[Opening RECORDS PROVIDED section]

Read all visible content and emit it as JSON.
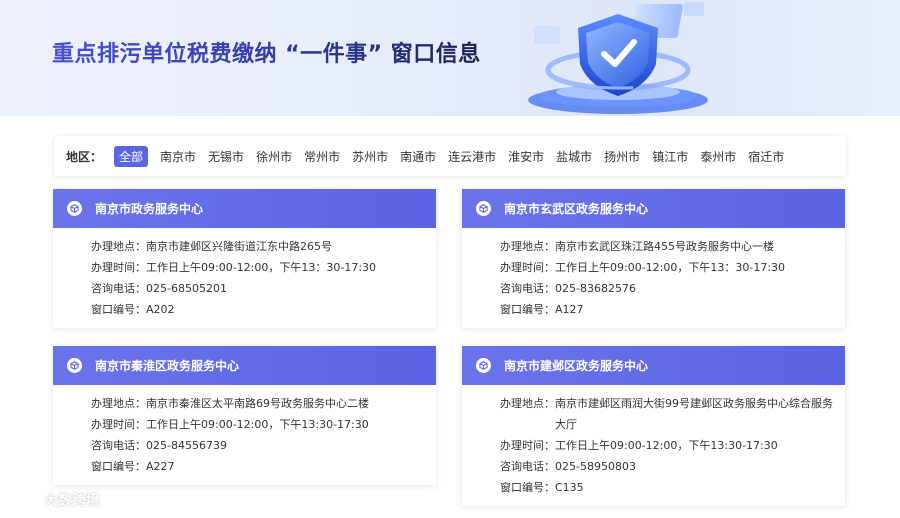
{
  "banner": {
    "title": "重点排污单位税费缴纳 “一件事” 窗口信息"
  },
  "filter": {
    "label": "地区：",
    "regions": [
      "全部",
      "南京市",
      "无锡市",
      "徐州市",
      "常州市",
      "苏州市",
      "南通市",
      "连云港市",
      "淮安市",
      "盐城市",
      "扬州市",
      "镇江市",
      "泰州市",
      "宿迁市"
    ],
    "active_index": 0
  },
  "field_labels": {
    "address": "办理地点：",
    "hours": "办理时间：",
    "phone": "咨询电话：",
    "window": "窗口编号："
  },
  "centers": [
    {
      "name": "南京市政务服务中心",
      "address": "南京市建邺区兴隆街道江东中路265号",
      "hours": "工作日上午09:00-12:00，下午13：30-17:30",
      "phone": "025-68505201",
      "window": "A202"
    },
    {
      "name": "南京市玄武区政务服务中心",
      "address": "南京市玄武区珠江路455号政务服务中心一楼",
      "hours": "工作日上午09:00-12:00，下午13：30-17:30",
      "phone": "025-83682576",
      "window": "A127"
    },
    {
      "name": "南京市秦淮区政务服务中心",
      "address": "南京市秦淮区太平南路69号政务服务中心二楼",
      "hours": "工作日上午09:00-12:00，下午13:30-17:30",
      "phone": "025-84556739",
      "window": "A227"
    },
    {
      "name": "南京市建邺区政务服务中心",
      "address": "南京市建邺区雨润大街99号建邺区政务服务中心综合服务大厅",
      "hours": "工作日上午09:00-12:00，下午13:30-17:30",
      "phone": "025-58950803",
      "window": "C135"
    }
  ],
  "watermark": "大数跨境",
  "colors": {
    "accent": "#5b66e6",
    "title_start": "#4a4fd8",
    "title_end": "#1c2150"
  },
  "icons": {
    "card": "cube-icon",
    "hero": "shield-illustration",
    "watermark": "brand-logo-icon"
  }
}
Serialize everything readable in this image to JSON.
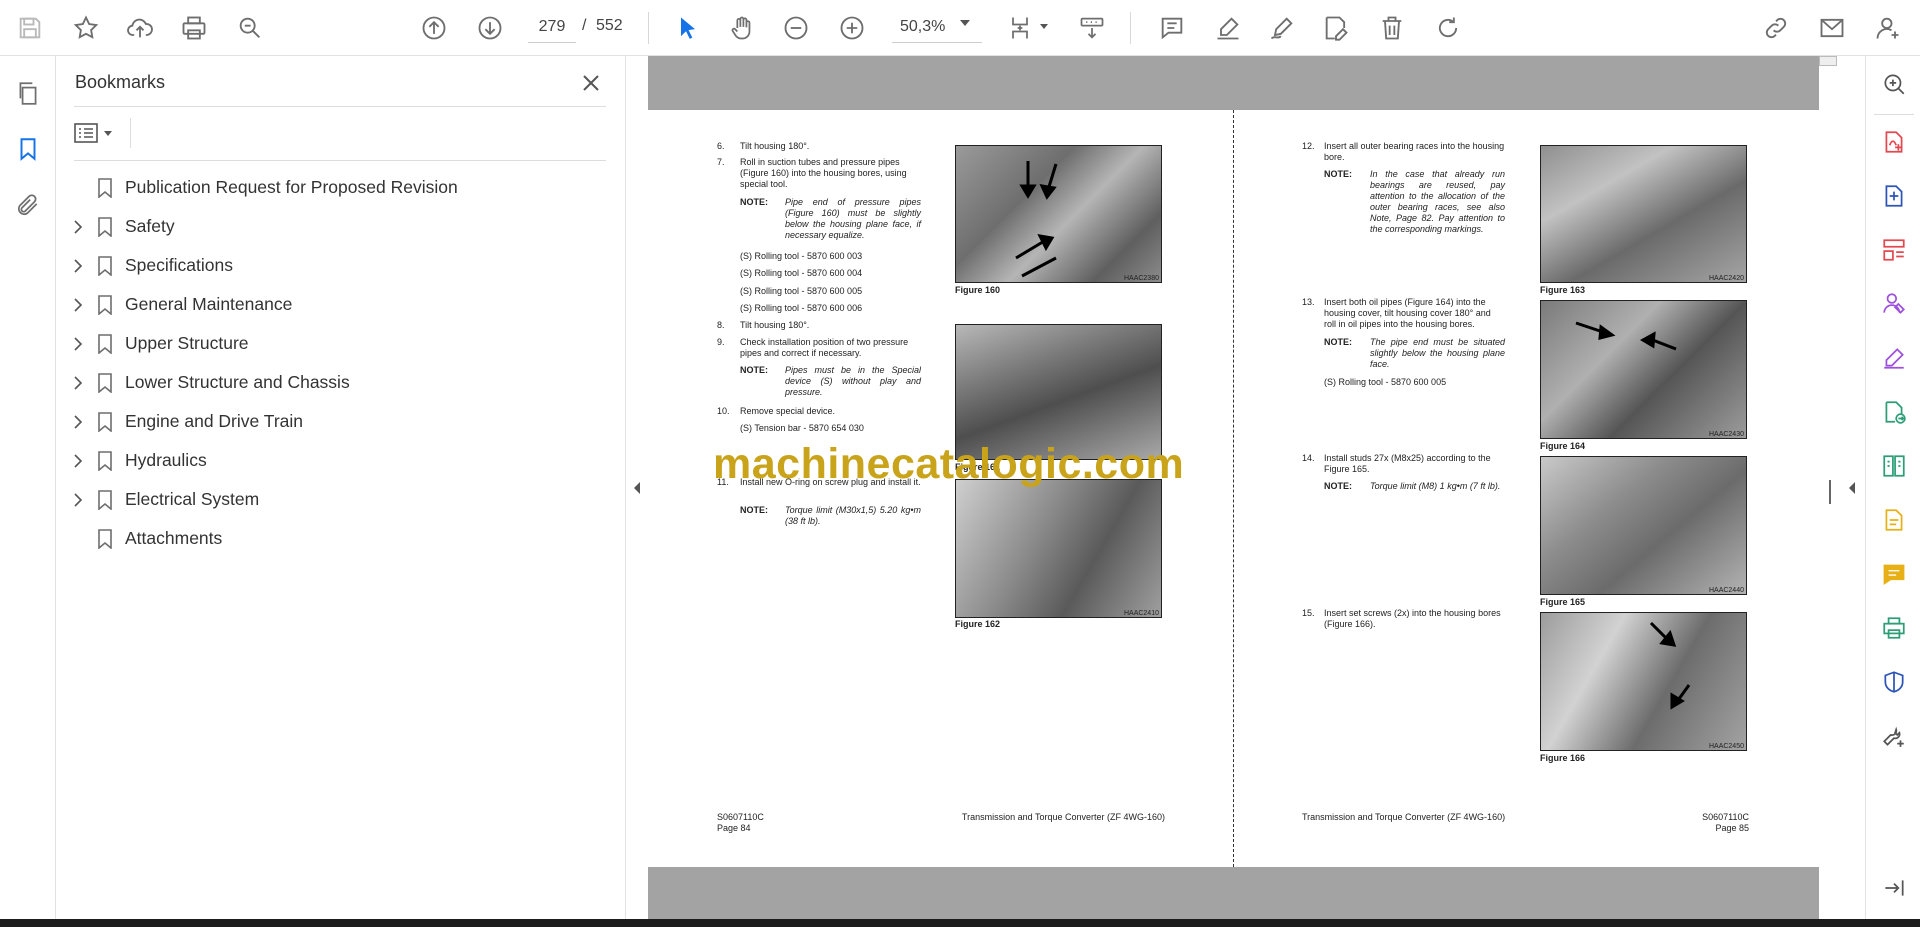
{
  "toolbar": {
    "page_current": "279",
    "page_separator": "/",
    "page_total": "552",
    "zoom": "50,3%"
  },
  "bookmarks": {
    "title": "Bookmarks",
    "items": [
      {
        "label": "Publication Request for Proposed Revision",
        "expandable": false
      },
      {
        "label": "Safety",
        "expandable": true
      },
      {
        "label": "Specifications",
        "expandable": true
      },
      {
        "label": "General Maintenance",
        "expandable": true
      },
      {
        "label": "Upper Structure",
        "expandable": true
      },
      {
        "label": "Lower Structure and Chassis",
        "expandable": true
      },
      {
        "label": "Engine and Drive Train",
        "expandable": true
      },
      {
        "label": "Hydraulics",
        "expandable": true
      },
      {
        "label": "Electrical System",
        "expandable": true
      },
      {
        "label": "Attachments",
        "expandable": false
      }
    ]
  },
  "document": {
    "watermark": "machinecatalogic.com",
    "left_page": {
      "steps": [
        {
          "num": "6.",
          "text": "Tilt housing 180°."
        },
        {
          "num": "7.",
          "text": "Roll in suction tubes and pressure pipes (Figure 160) into the housing bores, using special tool."
        },
        {
          "num": "8.",
          "text": "Tilt housing 180°."
        },
        {
          "num": "9.",
          "text": "Check installation position of two pressure pipes and correct if necessary."
        },
        {
          "num": "10.",
          "text": "Remove special device."
        },
        {
          "num": "11.",
          "text": "Install new O-ring on screw plug and install it."
        }
      ],
      "note_label": "NOTE:",
      "notes": [
        "Pipe end of pressure pipes (Figure 160) must be slightly below the housing plane face, if necessary equalize.",
        "Pipes must be in the Special device (S) without play and pressure.",
        "Torque limit (M30x1,5) 5.20 kg•m (38 ft lb)."
      ],
      "tools": [
        "(S) Rolling tool - 5870 600 003",
        "(S) Rolling tool - 5870 600 004",
        "(S) Rolling tool - 5870 600 005",
        "(S) Rolling tool - 5870 600 006",
        "(S) Tension bar - 5870 654 030"
      ],
      "figures": [
        {
          "caption": "Figure 160",
          "code": "HAAC2380"
        },
        {
          "caption": "Figure 161",
          "code": ""
        },
        {
          "caption": "Figure 162",
          "code": "HAAC2410"
        }
      ],
      "footer_code": "S0607110C",
      "footer_page": "Page 84",
      "footer_title": "Transmission and Torque Converter (ZF 4WG-160)"
    },
    "right_page": {
      "steps": [
        {
          "num": "12.",
          "text": "Insert all outer bearing races into the housing bore."
        },
        {
          "num": "13.",
          "text": "Insert both oil pipes (Figure 164) into the housing cover, tilt housing cover 180° and roll in oil pipes into the housing bores."
        },
        {
          "num": "14.",
          "text": "Install studs 27x (M8x25) according to the Figure 165."
        },
        {
          "num": "15.",
          "text": "Insert set screws (2x) into the housing bores (Figure 166)."
        }
      ],
      "note_label": "NOTE:",
      "notes": [
        "In the case that already run bearings are reused, pay attention to the allocation of the outer bearing races, see also Note, Page 82. Pay attention to the corresponding markings.",
        "The pipe end must be situated slightly below the housing plane face.",
        "Torque limit (M8) 1 kg•m (7 ft lb)."
      ],
      "tools": [
        "(S) Rolling tool - 5870 600 005"
      ],
      "figures": [
        {
          "caption": "Figure 163",
          "code": "HAAC2420"
        },
        {
          "caption": "Figure 164",
          "code": "HAAC2430"
        },
        {
          "caption": "Figure 165",
          "code": "HAAC2440"
        },
        {
          "caption": "Figure 166",
          "code": "HAAC2450"
        }
      ],
      "footer_code": "S0607110C",
      "footer_page": "Page 85",
      "footer_title": "Transmission and Torque Converter (ZF 4WG-160)"
    }
  },
  "colors": {
    "accent_blue": "#1473e6",
    "icon_gray": "#6e6e6e",
    "pink": "#e34850",
    "purple": "#9d50dd",
    "teal": "#2d9d78",
    "yellow": "#e8b017",
    "dark_blue": "#2c54b7",
    "watermark": "#c9a41a"
  }
}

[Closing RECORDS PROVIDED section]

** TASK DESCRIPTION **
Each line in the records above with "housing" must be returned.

** RESULT FOR THIS TASK **
          "text": "Tilt housing 180°."
          "text": "Roll in suction tubes and pressure pipes (Figure 160) into the housing bores, using special tool."
          "text": "Tilt housing 180°."
        "Pipe end of pressure pipes (Figure 160) must be slightly below the housing plane face, if necessary equalize.",
          "text": "Insert all outer bearing races into the housing bore."
          "text": "Insert both oil pipes (Figure 164) into the housing cover, tilt housing cover 180° and roll in oil pipes into the housing bores."
          "text": "Insert set screws (2x) into the housing bores (Figure 166)."
        "The pipe end must be situated slightly below the housing plane face.",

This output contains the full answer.